Recent reporting shows that workers are increasingly leaving low paying and unsatisfying jobs in search of better opportunities. One of the fields likely to benefit from an increase in job candidates seeking meaningful, well-paying work is skilled trades. These are traditionally considered blue-collar jobs, but the increasingly technical nature of the work requires skills that go beyond the mechanical skills typically associated with shop class or manufacturing settings. For instance, commercial fire alarm technicians are not only required to have a working knowledge of fire sprinkler plumbing and HVAC operation but also need to be proficient in electrical wiring, electronics troubleshooting and the programming of complex fire systems.
Like tech jobs everywhere, fire alarm technician wages have been on the rise. Experienced techs can take home annual pay that exceeds $100,000. New hires with just a high school education tend to start at $15 to $20 per hour and see regular raises as their qualifications increase. In addition to solid pay, fire alarm technicians get to work with a sense of purpose, knowing that the work they do saves lives.
One of the biggest hiring challenges has been that employers lack the time and experience to train green employees. As a result, companies in the skilled trades primarily hire experienced technicians. A quick search for fire alarm technician postings on Indeed shows numerous positions categorized as “Entry level” that require a state license and at least one year of experience.
On the other side of the equation, there’s not a good way for interested job seekers to gain industry knowledge prior to working in the industry. Without access to training, high paying skilled jobs are out of reach for many. This chicken and egg problem is exacerbating the labor shortage that plagues the skilled trades.

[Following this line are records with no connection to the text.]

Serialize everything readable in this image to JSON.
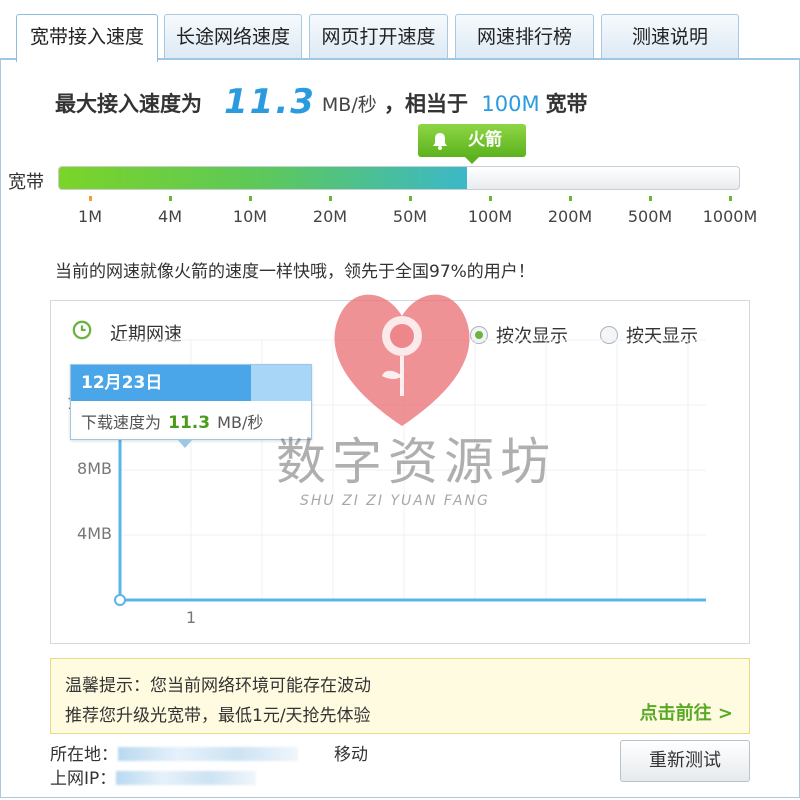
{
  "tabs": [
    {
      "label": "宽带接入速度",
      "active": true
    },
    {
      "label": "长途网络速度",
      "active": false
    },
    {
      "label": "网页打开速度",
      "active": false
    },
    {
      "label": "网速排行榜",
      "active": false
    },
    {
      "label": "测速说明",
      "active": false
    }
  ],
  "headline": {
    "prefix": "最大接入速度为",
    "speed": "11.3",
    "unit": "MB/秒",
    "middle": "，相当于",
    "bandwidth": "100M",
    "suffix": "宽带"
  },
  "gauge": {
    "label": "宽带",
    "badge_text": "火箭",
    "badge_icon": "bell-icon",
    "fill_fraction": 0.6,
    "ticks": [
      "1M",
      "4M",
      "10M",
      "20M",
      "50M",
      "100M",
      "200M",
      "500M",
      "1000M"
    ],
    "colors": {
      "fill_start": "#7bd428",
      "fill_end": "#3cb8c8",
      "badge": "#6cc12c"
    }
  },
  "comparison_text": "当前的网速就像火箭的速度一样快哦，领先于全国97%的用户！",
  "recent": {
    "title": "近期网速",
    "icon": "clock-icon",
    "options": [
      {
        "label": "按次显示",
        "selected": true
      },
      {
        "label": "按天显示",
        "selected": false
      }
    ],
    "tooltip": {
      "date": "12月23日",
      "prefix": "下载速度为",
      "value": "11.3",
      "unit": "MB/秒"
    }
  },
  "chart_data": {
    "type": "line",
    "title": "",
    "x": [
      1
    ],
    "series": [
      {
        "values": [
          11.3
        ]
      }
    ],
    "xticks": [
      "1"
    ],
    "yticks": [
      "4MB",
      "8MB",
      "12MB"
    ],
    "ylim": [
      0,
      16
    ],
    "grid": true,
    "xlabel": "",
    "ylabel": ""
  },
  "notice": {
    "line1": "温馨提示：您当前网络环境可能存在波动",
    "line2": "推荐您升级光宽带，最低1元/天抢先体验",
    "link": "点击前往 >"
  },
  "footer": {
    "location_label": "所在地：",
    "carrier": "移动",
    "ip_label": "上网IP：",
    "retest_button": "重新测试"
  },
  "watermark": {
    "title": "数字资源坊",
    "subtitle": "SHU ZI ZI YUAN FANG"
  }
}
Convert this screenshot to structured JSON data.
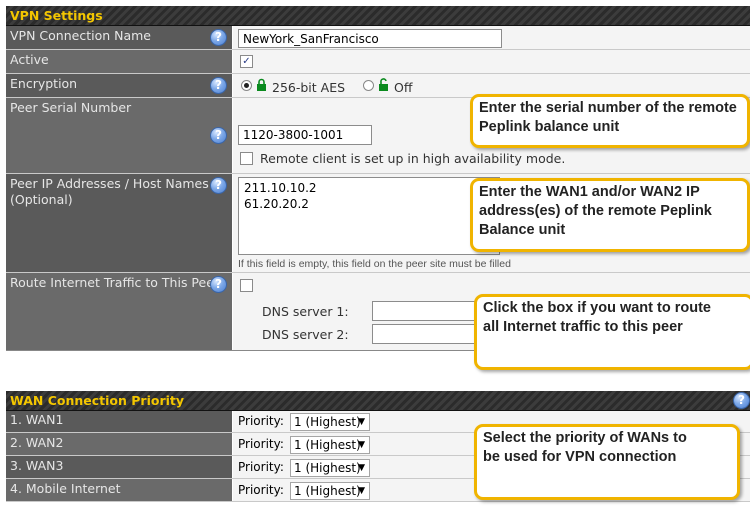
{
  "vpn": {
    "header": "VPN Settings",
    "connection_name_label": "VPN Connection Name",
    "connection_name_value": "NewYork_SanFrancisco",
    "active_label": "Active",
    "active_checked": true,
    "encryption_label": "Encryption",
    "enc_option_aes": "256-bit AES",
    "enc_option_off": "Off",
    "enc_selected": "256-bit AES",
    "peer_serial_label": "Peer Serial Number",
    "peer_serial_value": "1120-3800-1001",
    "ha_checkbox_label": "Remote client is set up in high availability mode.",
    "peer_ip_label": "Peer IP Addresses / Host Names (Optional)",
    "peer_ip_line1": "211.10.10.2",
    "peer_ip_line2": "61.20.20.2",
    "peer_ip_hint": "If this field is empty, this field on the peer site must be filled",
    "route_label": "Route Internet Traffic to This Peer",
    "dns1_label": "DNS server 1:",
    "dns2_label": "DNS server 2:"
  },
  "wan": {
    "header": "WAN Connection Priority",
    "rows": [
      {
        "label": "1. WAN1",
        "priority_label": "Priority:",
        "priority_value": "1 (Highest)"
      },
      {
        "label": "2. WAN2",
        "priority_label": "Priority:",
        "priority_value": "1 (Highest)"
      },
      {
        "label": "3. WAN3",
        "priority_label": "Priority:",
        "priority_value": "1 (Highest)"
      },
      {
        "label": "4. Mobile Internet",
        "priority_label": "Priority:",
        "priority_value": "1 (Highest)"
      }
    ]
  },
  "callouts": {
    "serial": "Enter the serial number of the remote Peplink balance unit",
    "wan_ip": "Enter the WAN1 and/or WAN2 IP address(es) of the remote Peplink Balance unit",
    "route": "Click the box if you want to route all Internet traffic to this peer",
    "priority": "Select the priority of WANs to be used for VPN connection"
  },
  "colors": {
    "header_text": "#f3c600",
    "label_bg": "#5a5a5a",
    "callout_border": "#f0b400",
    "help_icon": "#4b7fd2"
  },
  "icons": {
    "help": "question-mark",
    "lock_closed": "lock-closed",
    "lock_open": "lock-open",
    "dropdown": "chevron-down"
  }
}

There are a few training providers offering classes for the fire alarm industry, but most of the classes are focused on teaching students how to pass a test to get a license. The lack of practical skill training is frustrating for potential technicians and hiring managers alike. David Sciarrino managed a large staff of technicians at Siemens. Sciarrino notes “I’ve seen too many cases where installers and service techs have been taught code compliance, but lack the practical and hands-on skills to perform their jobs effectively in the field.” Companies that do teach practical skills tend to offer courses that are brief, in-person and cost thousands of dollars when accounting for travel and downtime. The few online courses that touch on practical skills are similarly brief and rely on text-heavy PowerPoint slides.
To address the need for online training of practical trade skills, Field Sim recently launched its first product line, a catalogue of fire alarm training courses called FireAlarm.Training (https://firealarm.training). Their courses feature experienced instructors delivering training through pre-recorded 4K videos, many of which were filmed at real job sites. With an emphasis on mobile-first, the training is easily accessible by busy technicians out in the field. The classes are especially valuable for new technicians and anyone interested in joining the industry.
Employers report that it regularly takes three to six months before a new technician has learned enough to add value on a job site. Ben Adams, Field Sim president, hopes that online courses focused on practical skills can help hiring managers ramp up their new hires in as little as two weeks.